Contact: Carla Beasley, (435) 781-7700

Deputy Regional Director Tony Schetzsle presented the Green River Maintenance Crew the Intermountain Region’s team award for safety at a meeting on June 9. The five members of the Green River Maintenance Crew have contributed approximately 84 years of service to Dinosaur National Monument without a single lost-time injury or accident.

Bill Dye serves as the district maintenance foreman and has worked in the Monument for 16 years. He is joined by Dall Flanders, who just retired as the park’s electrician after 20 years; Randy Clark, a motor vehicle operator for 18 years; Merlin Mott, a maintenance worker for 17 years; and Angell Britt, the engineering equipment operator for 13 years.

"This crew has made safety a priority while performing their duties at Dinosaur National Monument. They have contributed both individually and collectively toward this outstanding safety record," stated Schetzsle. "In particular, this crew should be recognized for their outstanding efforts to safely maintaining the now-condemned Quarry Visitor Center. They have addressed a myriad of problems – all the while putting public and employee safety first."

Over the years, the maintenance crew identified safety concerns for both visitors and employees and found ways to address those concerns even though the building’s structural shifts resulted in significant alterations of the interior and diminished our capacity to have functional administrative or visitor spaces. It’s a magnificent building that was literally built on a foundation of sand, and the crew did an outstanding job of "duct-taping" the building together. Despite all of these problems, the crew kept the building open to the public and provided for public and employee safety until the emergency closure of the building.

During a recent site visit, the Regional Safety Officer noted the exceedingly well kept, organized, and clean maintenance facilities in the Green River District. This work group truly lives by the slogan that "Safety is planned for. A record such as this is NO ACCIDENT."

--NPS--

Did You Know?

Picture of anthropomorphic figure holding a circular shape pecked into a rock.

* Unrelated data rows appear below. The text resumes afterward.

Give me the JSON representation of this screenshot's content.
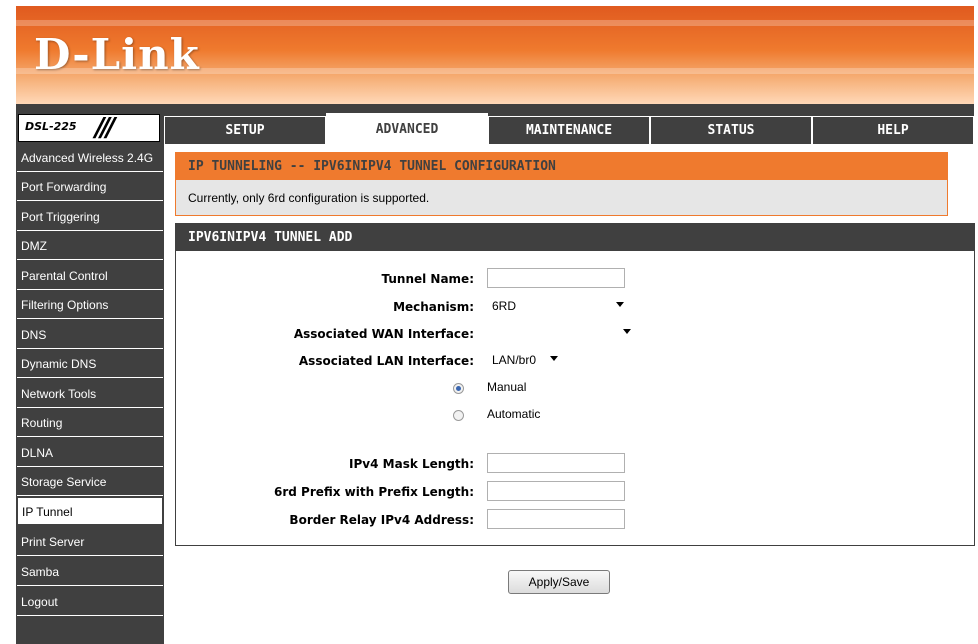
{
  "brand": {
    "logo": "D-Link",
    "model": "DSL-225",
    "slashes": "///"
  },
  "tabs": [
    {
      "label": "SETUP"
    },
    {
      "label": "ADVANCED"
    },
    {
      "label": "MAINTENANCE"
    },
    {
      "label": "STATUS"
    },
    {
      "label": "HELP"
    }
  ],
  "active_tab": "ADVANCED",
  "sidebar": {
    "items": [
      {
        "label": "Advanced Wireless 2.4G"
      },
      {
        "label": "Port Forwarding"
      },
      {
        "label": "Port Triggering"
      },
      {
        "label": "DMZ"
      },
      {
        "label": "Parental Control"
      },
      {
        "label": "Filtering Options"
      },
      {
        "label": "DNS"
      },
      {
        "label": "Dynamic DNS"
      },
      {
        "label": "Network Tools"
      },
      {
        "label": "Routing"
      },
      {
        "label": "DLNA"
      },
      {
        "label": "Storage Service"
      },
      {
        "label": "IP Tunnel"
      },
      {
        "label": "Print Server"
      },
      {
        "label": "Samba"
      },
      {
        "label": "Logout"
      }
    ],
    "active": "IP Tunnel"
  },
  "info": {
    "title": "IP TUNNELING -- IPV6INIPV4 TUNNEL CONFIGURATION",
    "text": "Currently, only 6rd configuration is supported."
  },
  "form": {
    "title": "IPV6INIPV4 TUNNEL ADD",
    "tunnel_name_label": "Tunnel Name:",
    "tunnel_name_value": "",
    "mechanism_label": "Mechanism:",
    "mechanism_value": "6RD",
    "wan_label": "Associated WAN Interface:",
    "wan_value": "",
    "lan_label": "Associated LAN Interface:",
    "lan_value": "LAN/br0",
    "manual_label": "Manual",
    "automatic_label": "Automatic",
    "mode_selected": "Manual",
    "mask_label": "IPv4 Mask Length:",
    "mask_value": "",
    "prefix_label": "6rd Prefix with Prefix Length:",
    "prefix_value": "",
    "relay_label": "Border Relay IPv4 Address:",
    "relay_value": ""
  },
  "apply_label": "Apply/Save",
  "colors": {
    "orange": "#ef7a2e",
    "dark": "#404040",
    "banner": "#e05a1f"
  }
}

Do you know the difference between a petroglyph (pictured here) and a pictograph? Petroglyphs are images pecked into rock while pictographs are painted images. Dinosaur National Monument preserves both forms of Native American rock art.